The story is ostensibly a sort of 'whodunnit'? (or rather 'did-he-do-it'?) in regards to allegations of innappropriate relations with children but on a deeper level probes further into the nature of faith in an ever-changing and increasingly secularised world. Is Phillip Seymour Hoffman's character a sexual predator or merely a misunderstood victim? is Meryl Streep's character an overzealous gossip or true believer? there is indeed doubt. The film does not underestimate the intelligence of the audience and allows for several interpretations. Thought-provoking, engrossing and well-acted by a strong cast. A film that is well worth a watch.
There is such subtlety in how Fr Flynn interacts with the boys. He is positive and encouraging, warm and snarky. Yet the boys all flinch when he thrusts his long fingernails at them. Well all except Donald Miller, the boy under observation. Fr Flynn wants to innovate, Frosty the snowman, have a camping trip. Warning bells!!! Not Frosty, but the camping trip, an ideal occasion of total access to the boys.
Donald's mum hoped that the priest was kind to her son, regardless of his motivation.
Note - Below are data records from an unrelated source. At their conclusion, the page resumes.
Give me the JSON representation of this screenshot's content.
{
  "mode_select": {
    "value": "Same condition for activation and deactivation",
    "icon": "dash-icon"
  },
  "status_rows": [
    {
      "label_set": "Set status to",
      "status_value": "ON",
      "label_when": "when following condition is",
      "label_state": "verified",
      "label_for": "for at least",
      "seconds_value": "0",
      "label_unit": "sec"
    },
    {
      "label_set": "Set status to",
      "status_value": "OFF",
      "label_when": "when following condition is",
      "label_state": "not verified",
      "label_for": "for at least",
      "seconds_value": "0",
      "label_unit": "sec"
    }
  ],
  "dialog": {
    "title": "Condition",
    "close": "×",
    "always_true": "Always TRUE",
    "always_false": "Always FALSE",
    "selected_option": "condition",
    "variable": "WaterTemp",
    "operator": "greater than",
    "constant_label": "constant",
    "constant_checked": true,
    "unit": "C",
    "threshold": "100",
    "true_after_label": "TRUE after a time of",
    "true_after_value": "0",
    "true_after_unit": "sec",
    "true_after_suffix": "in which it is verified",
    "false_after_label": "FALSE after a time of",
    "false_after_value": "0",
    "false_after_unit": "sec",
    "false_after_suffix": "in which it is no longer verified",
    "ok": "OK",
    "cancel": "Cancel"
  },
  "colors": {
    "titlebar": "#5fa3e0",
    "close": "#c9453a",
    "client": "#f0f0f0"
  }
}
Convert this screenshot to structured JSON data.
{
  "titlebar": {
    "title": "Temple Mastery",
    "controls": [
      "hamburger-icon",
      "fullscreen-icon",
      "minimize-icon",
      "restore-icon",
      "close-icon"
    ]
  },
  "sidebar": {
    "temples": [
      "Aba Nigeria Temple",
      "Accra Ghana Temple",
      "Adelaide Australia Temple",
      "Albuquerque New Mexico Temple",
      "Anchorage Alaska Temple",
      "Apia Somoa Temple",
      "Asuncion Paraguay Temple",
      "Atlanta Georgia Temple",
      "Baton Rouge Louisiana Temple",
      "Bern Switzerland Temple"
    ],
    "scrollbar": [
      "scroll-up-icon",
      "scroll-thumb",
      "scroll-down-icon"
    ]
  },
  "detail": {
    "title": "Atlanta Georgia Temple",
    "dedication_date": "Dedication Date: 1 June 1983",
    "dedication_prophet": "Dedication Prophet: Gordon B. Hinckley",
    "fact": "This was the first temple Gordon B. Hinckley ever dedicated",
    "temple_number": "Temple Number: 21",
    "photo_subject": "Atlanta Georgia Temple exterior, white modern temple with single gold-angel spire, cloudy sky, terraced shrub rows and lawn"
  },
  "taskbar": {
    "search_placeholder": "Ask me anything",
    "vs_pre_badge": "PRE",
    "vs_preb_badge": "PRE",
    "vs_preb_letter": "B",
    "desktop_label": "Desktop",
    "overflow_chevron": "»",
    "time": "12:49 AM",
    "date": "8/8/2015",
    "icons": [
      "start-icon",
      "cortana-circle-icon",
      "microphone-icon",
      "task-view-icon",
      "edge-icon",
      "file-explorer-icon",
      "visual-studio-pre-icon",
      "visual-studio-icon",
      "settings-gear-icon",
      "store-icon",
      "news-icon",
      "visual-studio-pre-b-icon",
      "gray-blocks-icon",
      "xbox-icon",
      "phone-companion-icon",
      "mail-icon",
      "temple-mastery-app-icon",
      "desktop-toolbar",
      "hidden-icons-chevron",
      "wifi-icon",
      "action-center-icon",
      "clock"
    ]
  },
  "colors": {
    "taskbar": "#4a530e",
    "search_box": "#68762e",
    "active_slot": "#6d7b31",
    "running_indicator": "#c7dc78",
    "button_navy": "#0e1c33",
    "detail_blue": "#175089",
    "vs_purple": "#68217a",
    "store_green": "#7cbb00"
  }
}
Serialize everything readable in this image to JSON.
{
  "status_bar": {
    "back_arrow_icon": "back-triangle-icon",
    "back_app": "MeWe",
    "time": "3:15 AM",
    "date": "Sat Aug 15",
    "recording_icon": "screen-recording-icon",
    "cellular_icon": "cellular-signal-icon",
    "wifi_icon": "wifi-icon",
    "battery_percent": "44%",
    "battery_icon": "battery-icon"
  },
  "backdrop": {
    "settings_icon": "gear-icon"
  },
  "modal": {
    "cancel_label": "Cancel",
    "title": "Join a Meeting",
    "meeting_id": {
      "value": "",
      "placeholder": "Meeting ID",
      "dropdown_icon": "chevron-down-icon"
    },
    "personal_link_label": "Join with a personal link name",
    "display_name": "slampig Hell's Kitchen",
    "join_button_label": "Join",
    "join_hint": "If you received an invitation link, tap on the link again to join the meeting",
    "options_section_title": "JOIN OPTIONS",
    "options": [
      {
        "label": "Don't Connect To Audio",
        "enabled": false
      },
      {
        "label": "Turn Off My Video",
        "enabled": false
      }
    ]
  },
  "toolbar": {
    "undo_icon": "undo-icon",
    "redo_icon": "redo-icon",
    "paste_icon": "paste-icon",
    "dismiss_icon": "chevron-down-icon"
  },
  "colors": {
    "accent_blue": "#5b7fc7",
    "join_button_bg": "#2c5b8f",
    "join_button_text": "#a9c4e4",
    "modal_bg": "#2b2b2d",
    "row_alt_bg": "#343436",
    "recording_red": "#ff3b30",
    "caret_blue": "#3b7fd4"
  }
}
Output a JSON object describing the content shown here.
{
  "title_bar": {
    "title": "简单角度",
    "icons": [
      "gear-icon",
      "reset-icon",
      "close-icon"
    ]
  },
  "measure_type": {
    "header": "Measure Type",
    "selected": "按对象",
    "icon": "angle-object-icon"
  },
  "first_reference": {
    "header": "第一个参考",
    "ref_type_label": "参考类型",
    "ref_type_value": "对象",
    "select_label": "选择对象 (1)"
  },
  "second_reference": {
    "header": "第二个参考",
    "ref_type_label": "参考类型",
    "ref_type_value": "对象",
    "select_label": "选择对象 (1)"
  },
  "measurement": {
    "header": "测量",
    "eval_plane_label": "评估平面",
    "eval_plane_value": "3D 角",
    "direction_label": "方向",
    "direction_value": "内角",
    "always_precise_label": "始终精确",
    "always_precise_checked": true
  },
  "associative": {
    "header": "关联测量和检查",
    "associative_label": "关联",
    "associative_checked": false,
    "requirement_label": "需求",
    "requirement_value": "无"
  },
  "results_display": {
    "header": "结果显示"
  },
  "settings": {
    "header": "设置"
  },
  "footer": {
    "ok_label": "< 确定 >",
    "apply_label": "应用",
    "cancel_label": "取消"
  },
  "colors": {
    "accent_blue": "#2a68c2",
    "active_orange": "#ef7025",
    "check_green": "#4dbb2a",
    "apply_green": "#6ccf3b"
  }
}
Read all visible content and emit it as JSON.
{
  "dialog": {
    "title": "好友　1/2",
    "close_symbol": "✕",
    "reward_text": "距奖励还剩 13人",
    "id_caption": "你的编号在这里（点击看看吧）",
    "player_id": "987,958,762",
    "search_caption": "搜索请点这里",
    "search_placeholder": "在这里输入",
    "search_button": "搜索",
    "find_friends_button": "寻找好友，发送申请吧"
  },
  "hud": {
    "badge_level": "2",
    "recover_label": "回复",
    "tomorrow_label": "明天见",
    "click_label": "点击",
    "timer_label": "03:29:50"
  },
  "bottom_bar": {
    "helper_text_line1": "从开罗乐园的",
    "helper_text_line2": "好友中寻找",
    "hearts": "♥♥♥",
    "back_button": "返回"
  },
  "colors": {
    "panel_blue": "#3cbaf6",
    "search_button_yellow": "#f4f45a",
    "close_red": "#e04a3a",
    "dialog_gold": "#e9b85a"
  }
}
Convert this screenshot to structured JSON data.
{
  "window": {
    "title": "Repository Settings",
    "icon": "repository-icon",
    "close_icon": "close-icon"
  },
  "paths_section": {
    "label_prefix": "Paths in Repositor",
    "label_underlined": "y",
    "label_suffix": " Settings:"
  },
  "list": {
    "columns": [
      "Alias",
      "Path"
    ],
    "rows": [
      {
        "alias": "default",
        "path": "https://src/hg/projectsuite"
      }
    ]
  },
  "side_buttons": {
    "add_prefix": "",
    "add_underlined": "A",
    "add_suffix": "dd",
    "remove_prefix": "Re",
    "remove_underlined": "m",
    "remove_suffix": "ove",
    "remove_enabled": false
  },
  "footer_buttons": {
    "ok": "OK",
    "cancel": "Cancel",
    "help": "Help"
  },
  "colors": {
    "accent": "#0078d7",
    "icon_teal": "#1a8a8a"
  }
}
That sounded cold, until she said his life was in danger if he had to return to his last school or his father thought his son's "personality" had been discovered. The cruelty in that boy's life was barely sketched, but that was a theme that played whenever Sr Aloysius had dealings with children. The children were either a problem that needed correction and they should shut up. The other teachers and nuns were far warmer.
Cue Fr Flynn cuddling Donald in the corridor... he must have felt so secure to do that, either because he was innocent, or because he was in brazenly open and despite confessing to terrible sin "would never feel true regret" in Sr Aloysius' damning phrase.
I am puzzled about why Sr James hid the most telling evidence (the undershirt returned by the priest direct into Donald's locker) - was it inexperience, that she could not infer how the shirt was in his possession?Read more ›
Most Recent Customer Reviews
Doubt is a slow-burner, methodical, thoughtful and I absolutely loved it. The central partnerships of Meryl Streep, Philip Seymour-Hoffman and Amy Adams are truly sublime with... Read morePublished 3 months ago by John Vine
This is a triumph on all levels. It's difficult to say too much without spoilers so I will just say this: a very intense film, Amy Adams as the innocent youngster, that sees the... Read morePublished 5 months ago by Ozymandias
A terrific film with two great actors. Meryl Streep almost pantomime villain like in her quest to oust the much liked Philip Seymour Hoffman from a Catholic School. Read morePublished 6 months ago by smudge1973